A blog about stock portfolio management

Sell stock with the highest cost basis for lowest tax

February 02, 2012

An investor has purchased 200 shares of a stock at four different times:

  • 18 months ago at $16 per share
  • 14 months ago at $23
  • 10 months ago at $24
  • 6 months ago at $17

Today the latest quote for the stock is $20. His brokerage account shows the 800 share position as having a market value of $16,000.

Selling stock using FIFO

Because the stock has not performed as well as he hoped, he has decided to sell half of the position for $20 per share.

He will use FIFO, or first-in, first-out, as the cost basis for the sale. This results in two distinct capital gains. For the shares purchased 18 months ago, he has an $800 long-term gain (200 shares times $4 per share). In addition, he will have a $600 long-term loss (200 shares times $3 per share) for the shares purchased 14 months ago.
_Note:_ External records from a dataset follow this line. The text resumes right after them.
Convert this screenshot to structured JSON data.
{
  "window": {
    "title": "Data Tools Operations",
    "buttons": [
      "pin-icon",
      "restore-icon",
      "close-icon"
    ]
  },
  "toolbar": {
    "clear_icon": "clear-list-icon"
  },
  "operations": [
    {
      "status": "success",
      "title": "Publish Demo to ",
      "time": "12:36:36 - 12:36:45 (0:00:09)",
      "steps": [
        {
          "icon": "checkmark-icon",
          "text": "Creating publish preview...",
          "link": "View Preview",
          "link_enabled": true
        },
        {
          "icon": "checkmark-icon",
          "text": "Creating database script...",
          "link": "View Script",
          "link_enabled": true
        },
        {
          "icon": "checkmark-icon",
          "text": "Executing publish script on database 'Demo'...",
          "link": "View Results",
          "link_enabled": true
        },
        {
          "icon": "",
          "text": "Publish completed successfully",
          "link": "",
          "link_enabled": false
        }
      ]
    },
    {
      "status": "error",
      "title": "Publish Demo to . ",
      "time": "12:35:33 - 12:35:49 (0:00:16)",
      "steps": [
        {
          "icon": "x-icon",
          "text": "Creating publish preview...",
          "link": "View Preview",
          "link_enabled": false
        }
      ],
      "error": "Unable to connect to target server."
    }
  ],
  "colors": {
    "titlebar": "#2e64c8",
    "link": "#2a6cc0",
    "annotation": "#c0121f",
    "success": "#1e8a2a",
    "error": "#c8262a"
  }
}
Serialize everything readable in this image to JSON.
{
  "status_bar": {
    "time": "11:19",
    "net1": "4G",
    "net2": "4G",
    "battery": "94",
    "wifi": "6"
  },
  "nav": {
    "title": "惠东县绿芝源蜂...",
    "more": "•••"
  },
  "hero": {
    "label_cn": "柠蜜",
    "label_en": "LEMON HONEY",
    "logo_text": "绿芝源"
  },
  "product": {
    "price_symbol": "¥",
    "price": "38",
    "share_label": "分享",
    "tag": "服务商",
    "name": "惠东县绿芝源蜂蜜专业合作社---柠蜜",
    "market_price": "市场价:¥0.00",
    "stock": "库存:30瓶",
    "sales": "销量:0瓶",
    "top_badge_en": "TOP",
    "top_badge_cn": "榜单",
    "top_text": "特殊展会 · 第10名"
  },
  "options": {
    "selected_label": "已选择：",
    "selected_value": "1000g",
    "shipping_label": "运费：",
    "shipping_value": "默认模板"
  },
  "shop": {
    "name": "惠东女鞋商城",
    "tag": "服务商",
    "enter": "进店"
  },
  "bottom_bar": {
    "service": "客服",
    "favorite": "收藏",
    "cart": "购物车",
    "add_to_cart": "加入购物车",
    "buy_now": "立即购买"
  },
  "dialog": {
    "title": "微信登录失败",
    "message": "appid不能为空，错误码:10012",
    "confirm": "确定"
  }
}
For the sale, he will have a net long-term gain of $200. This will incur a capital gains tax of $30, ($200 times 15%).

Selling the stock lots with the highest cost basis

Instead of using FIFO, he could have sold the stock having the highest basis. Rather than two gains, this would result in two capital losses. For the stock with the highest basis, purchased 10 months ago, he would have an $800 short-term loss (200 shares times -$4 per share). Selling the next highest basis stock, purchased at $23, would result in a $600 long-term loss (200 shares times -$3 per share).

Altogether, he would realize a $1,400 capital loss by using HIFO, or highest-in, first-out cost basis. Since he falls into the highest marginal tax bracket of 35%, this loss would reduce his tax by $490 ($1,400 times 35%).

In either case, he still holds 400 shares of stock. Selling the highest basis stock has lowered his tax by a net $520 ($490 plus $30). As mentioned in a previous post, to use HIFO an investor must make an adequate identification of the stock being sold.

Review each tax lot before selling

Each closing trade may produce various taxable outcomes. As we saw above, this is notably true for stock positions composed of multiple purchases, or tax lots.

A typical brokerage account will display each position's current market value and the share quantity. This is not enough. Without knowing the cost basis of each lot being sold, an investor has no idea what the prospective capital gain might be. By relying on FIFO as his cost basis, he risks incurring capital gains tax that might have been avoidable.

Instead, imagine him already having an estimate of the expected capital gain, prior to placing a trade order. With that information in hand, he could place a trade with a specific capital gain outcome already in mind.

Providing investors with that insight (and more) is one reason why we developed the Realized app for managing stock portfolios.

Tags: basis, capital-gain, tax, and tax-lot